Uranium mining started in Tribal Jadugoda in 1967, and it took 30 years for the people to understand the hazardous impacts of nuclear radiation poisoning in his village.
Ashish Birulee, an activist and independent journalist, belongs to the Ho community in Jadugoda, Jharkhand. As a photojournalist, he has worked to disclose damages caused by the uranium mines located just 500 m from his home in Jadugoda.
The birth of a child is rarely a cause for celebration in Jadugoda; rather, the people are scared the child might be born with some kind of deformity, if not dead. The reason is the Uranium mining happening around here, which is destroying people’s lives, and the govt which pays no heed.
"There's no account of how many people have been killed in my hometown of Jadugoda." – @ashish_birulee, photojournalist and activist on being born in Jadugoda, the village that hosts India's first uranium mine at the #YKASummit pic.twitter.com/yaPeDZUg2n
— Youth Ki Awaaz (@YouthKiAwaaz) December 20, 2019
At the 2019 Youth Ki Awaaz summit, Ashish shared his experience of taking the ‘Jadugoda’ story to the world. Several pictures captured by Ashish have been accolades at various film festivals around the world.
There’s a heavy lack of awareness around these critical issues in regions like Jadugoda, and the government is trying to fool the tribal population. Talking about the impact of radiation he told the audience how he lost his grandfather:
“There hasn’t been a single awareness campaign here in the last 50 years. I have suffered the negative impact of this myself.
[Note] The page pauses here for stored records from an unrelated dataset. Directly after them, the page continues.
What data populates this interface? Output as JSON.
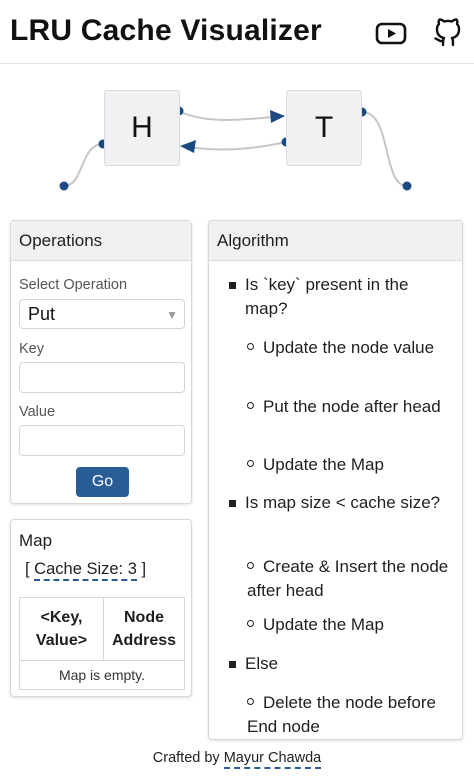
{
  "header": {
    "title": "LRU Cache Visualizer",
    "icons": [
      "youtube-icon",
      "github-icon"
    ]
  },
  "diagram": {
    "head_node": "H",
    "tail_node": "T"
  },
  "operations": {
    "title": "Operations",
    "select_label": "Select Operation",
    "select_value": "Put",
    "key_label": "Key",
    "key_value": "",
    "value_label": "Value",
    "value_value": "",
    "go_label": "Go"
  },
  "map": {
    "title": "Map",
    "cache_prefix": "[ ",
    "cache_label": "Cache Size: 3",
    "cache_suffix": " ]",
    "columns": [
      "<Key, Value>",
      "Node Address"
    ],
    "col1_line1": "<Key,",
    "col1_line2": "Value>",
    "col2_line1": "Node",
    "col2_line2": "Address",
    "empty_message": "Map is empty."
  },
  "algorithm": {
    "title": "Algorithm",
    "steps": [
      {
        "text": "Is `key` present in the map?",
        "sub": [
          "Update the node value",
          "Put the node after head",
          "Update the Map"
        ]
      },
      {
        "text": "Is map size < cache size?",
        "sub": [
          "Create & Insert the node after head",
          "Update the Map"
        ]
      },
      {
        "text": "Else",
        "sub": [
          "Delete the node before End node"
        ]
      }
    ]
  },
  "footer": {
    "prefix": "Crafted by ",
    "author": "Mayur Chawda"
  },
  "colors": {
    "accent": "#2a5d96",
    "node_fill": "#f0f1f3",
    "connector": "#1b4a80"
  }
}
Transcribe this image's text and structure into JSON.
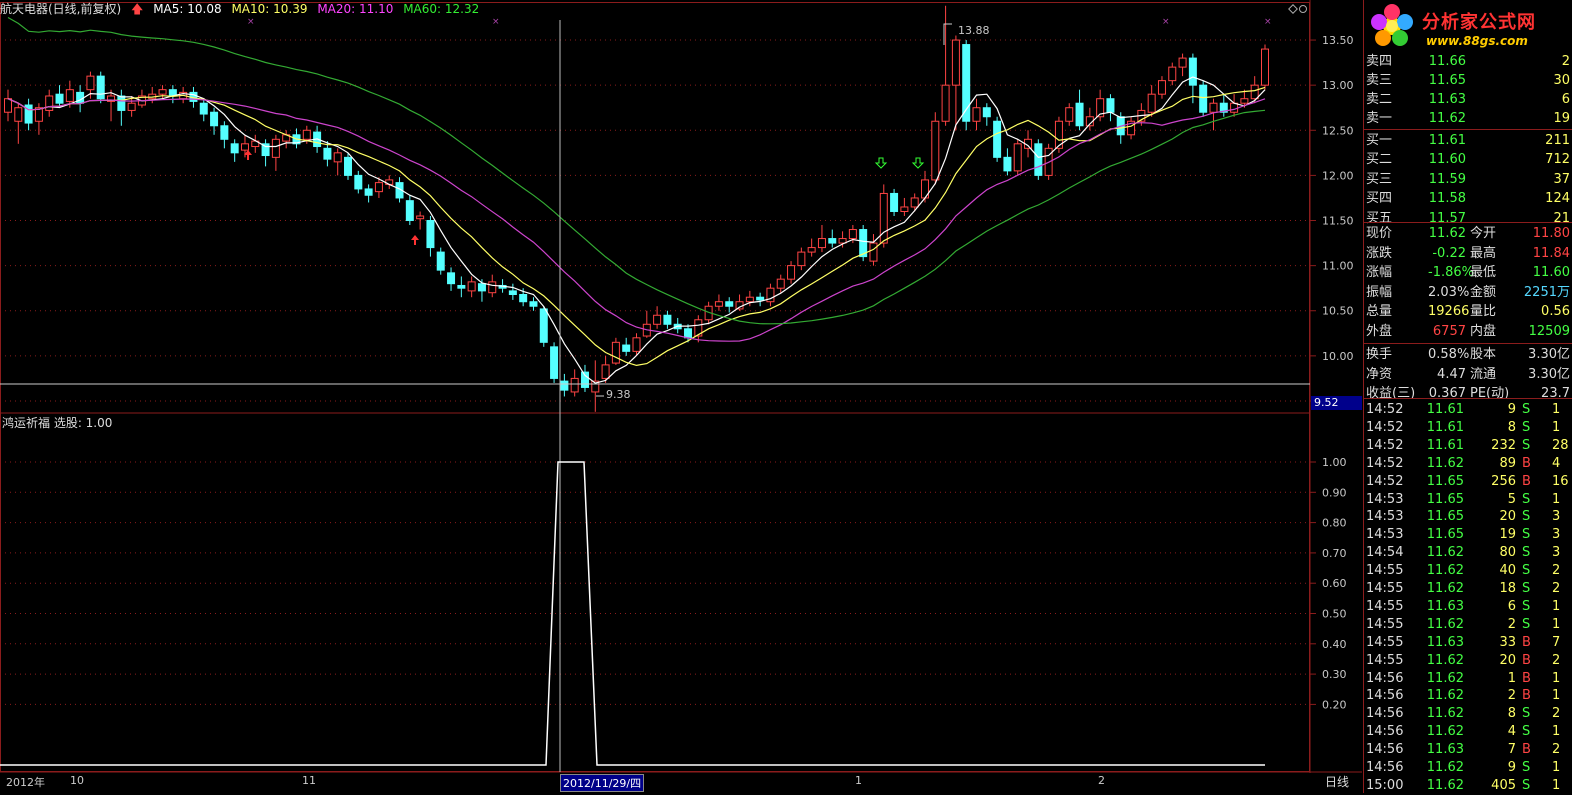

My grandfather used to work in a Uranium mine and not knowing the harmful effects of this radiation cost him his life due to lung cancer.”
And later, his grandmother:
“My grandmother got lung cancer too, along with my grandfather. He would wear his mine uniform at home, and the hazardous impacts of the radiation would enter our home. This led to my grandmother’s getting cancer as well.”
But this is not just his story, it’s the story of every tribal household in Jadugoda.
While the International law prohibits Uranium mining anywhere in a 100m radius in residential areas, this village still suffers the consequences of the government greed. Another critical issue is the disposal of radioactive waste, which is disposed of at sites merely a 100m away from the residents. There are only three sites in Jadugoda where this waste accumulates.
Capturing the dismal state of the region on his camera, Ashish has used the power of storytelling to take this story to the world. He has used his pictures to further create awareness about this issue. And later, he was finally able to create an impact when his pictures were displayed at the International Uranium film festival in Brazil.
The power-hungry government is using our tax money to amp up their nuclear arsenal. But does it solve our ground issues? Better question, do they even care?
“Jadugoda is turning into another Hiroshima, and we need to talk about it,” signs off Ashish.